I’m talking about 50 Maravilhas in Alcântara. Born from the coming together of Alcântara 50 and O Maravilhas, two well-known restaurants in Alcântara, 50 Maravilhas brings together a fancy restaurant and a rather modest-looking one, with one crucial thing in common: delicious food. Now visited by almost anybody who enjoys real tasty Portuguese cuisine, it was only two years ago that 50 Maravilhas found its home, on the street right behind its two ancestors. With a modern, yet traditional makeover, 50 Maravilhas embraced a new path, while maintaining the key ingredient of success: excellence and diversity of food.
Dona Ermelinda, one of the owners’ mother, has been the cook for 35 years. Her experience is invaluable and it's palpable in every plate that comes out of the kitchen. She’s a chef, an amazing chef that cares for the food she sends out, giving each meal the distinctive pleasure of being unforgettable.
Two of the owners, Luísa and her husband Carlos, are the faces that greet everyone with a smile and affection. This is a family house and just like that, you feel right at home, where everyone is friendly, efficient and warm to your every desire.
I’ve been to 50 Maravilhas a couple of times and my favorite thing about is the menu. Diverse, distinctive from other restaurants and extremely tasty. For instance, every Wednesday is Cozido à Portuguesa day, considered by many to be the national dish and, for me, the most incredible Portuguese dish ever made. It’s composed of a great variety of ingredients cooked in abundant amounts of water: various “greens” (kale, savoy cabbage, “tronchuda”, etc), rice, potatoes, beans, turnips, carrots, different types of sausages and other types of meat (usually pork) and sometimes with added bits of chicken.
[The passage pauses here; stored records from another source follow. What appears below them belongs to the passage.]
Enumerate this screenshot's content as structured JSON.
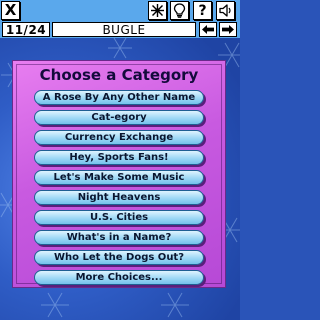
{
  "topbar": {
    "close_label": "X",
    "icons": [
      "snowflake-icon",
      "lightbulb-icon",
      "help-icon",
      "speaker-icon"
    ]
  },
  "navbar": {
    "counter": "11/24",
    "word": "BUGLE",
    "icons": [
      "arrow-left-icon",
      "arrow-right-icon"
    ]
  },
  "menu": {
    "title": "Choose a Category",
    "items": [
      "A Rose By Any Other Name",
      "Cat-egory",
      "Currency Exchange",
      "Hey, Sports Fans!",
      "Let's Make Some Music",
      "Night Heavens",
      "U.S. Cities",
      "What's in a Name?",
      "Who Let the Dogs Out?",
      "More Choices..."
    ]
  },
  "colors": {
    "background": "#2f5dc6",
    "bar": "#5aa8ec",
    "panel": "#c85ae0",
    "button": "#9ed8f5",
    "title_text": "#140a3c"
  }
}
Don’t be fooled by the ingredients, it’s tasty as fuck.
On Thursdays, you can try Feijoada à Transmontana, another typical dish, very difficult to cook with perfection. You also have Peas With poached Eggs or Carne de Porco à Alentejana.
I could go on and on and on.
There’s no better way to talk about 50 Maravilhas than to encourage you to pay them a visit and enjoy everything I’m talking about. In an age where gastronomic fashions tend to overshadow old-time restaurants, it’s cool to see that Portuguese cooking traditions are still alive.